(Dataset rows for apps and sites)
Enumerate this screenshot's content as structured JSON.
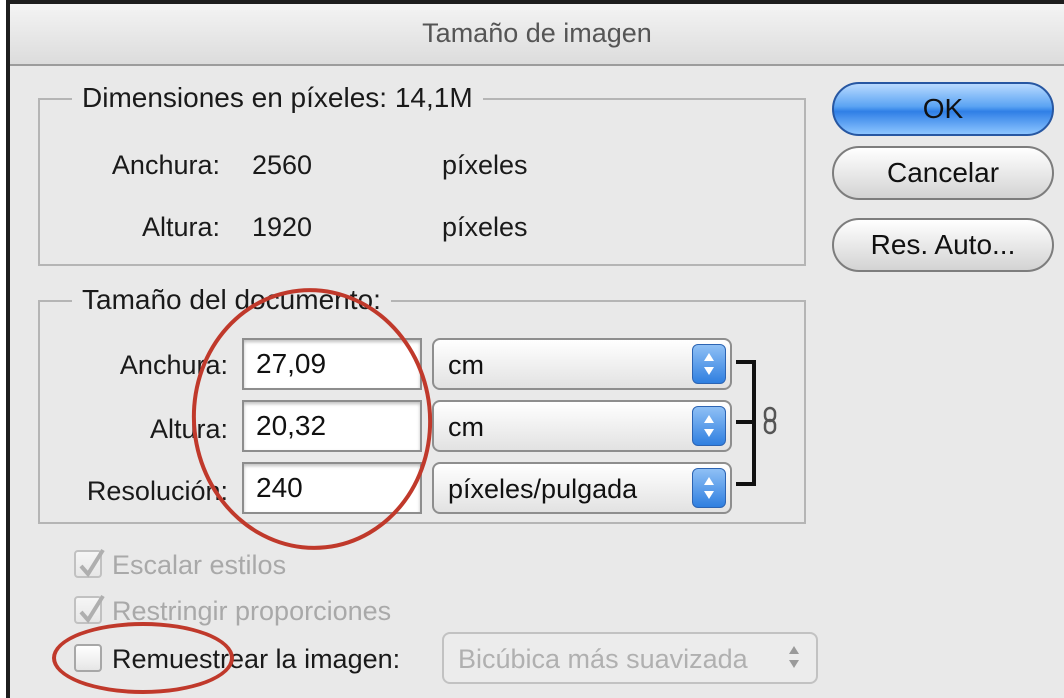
{
  "window": {
    "title": "Tamaño de imagen"
  },
  "pixel_dimensions": {
    "legend": "Dimensiones en píxeles: 14,1M",
    "width_label": "Anchura:",
    "width_value": "2560",
    "width_unit": "píxeles",
    "height_label": "Altura:",
    "height_value": "1920",
    "height_unit": "píxeles"
  },
  "document_size": {
    "legend": "Tamaño del documento:",
    "width_label": "Anchura:",
    "width_value": "27,09",
    "width_unit": "cm",
    "height_label": "Altura:",
    "height_value": "20,32",
    "height_unit": "cm",
    "resolution_label": "Resolución:",
    "resolution_value": "240",
    "resolution_unit": "píxeles/pulgada"
  },
  "buttons": {
    "ok": "OK",
    "cancel": "Cancelar",
    "auto": "Res. Auto..."
  },
  "options": {
    "scale_styles": {
      "label": "Escalar estilos",
      "checked": true,
      "enabled": false
    },
    "constrain": {
      "label": "Restringir proporciones",
      "checked": true,
      "enabled": false
    },
    "resample": {
      "label": "Remuestrear la imagen:",
      "checked": false,
      "enabled": true
    },
    "resample_method": "Bicúbica más suavizada"
  },
  "colors": {
    "highlight_oval": "#c0392b",
    "default_button": "#2f7fe6"
  }
}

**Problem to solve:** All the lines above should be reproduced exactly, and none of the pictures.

**Answer to the problem:**
Enumerate this screenshot's content as structured JSON.
{
  "window": {
    "title": "Tamaño de imagen"
  },
  "pixel_dimensions": {
    "legend": "Dimensiones en píxeles: 14,1M",
    "width_label": "Anchura:",
    "width_value": "2560",
    "width_unit": "píxeles",
    "height_label": "Altura:",
    "height_value": "1920",
    "height_unit": "píxeles"
  },
  "document_size": {
    "legend": "Tamaño del documento:",
    "width_label": "Anchura:",
    "width_value": "27,09",
    "width_unit": "cm",
    "height_label": "Altura:",
    "height_value": "20,32",
    "height_unit": "cm",
    "resolution_label": "Resolución:",
    "resolution_value": "240",
    "resolution_unit": "píxeles/pulgada"
  },
  "buttons": {
    "ok": "OK",
    "cancel": "Cancelar",
    "auto": "Res. Auto..."
  },
  "options": {
    "scale_styles": {
      "label": "Escalar estilos",
      "checked": true,
      "enabled": false
    },
    "constrain": {
      "label": "Restringir proporciones",
      "checked": true,
      "enabled": false
    },
    "resample": {
      "label": "Remuestrear la imagen:",
      "checked": false,
      "enabled": true
    },
    "resample_method": "Bicúbica más suavizada"
  },
  "colors": {
    "highlight_oval": "#c0392b",
    "default_button": "#2f7fe6"
  }
}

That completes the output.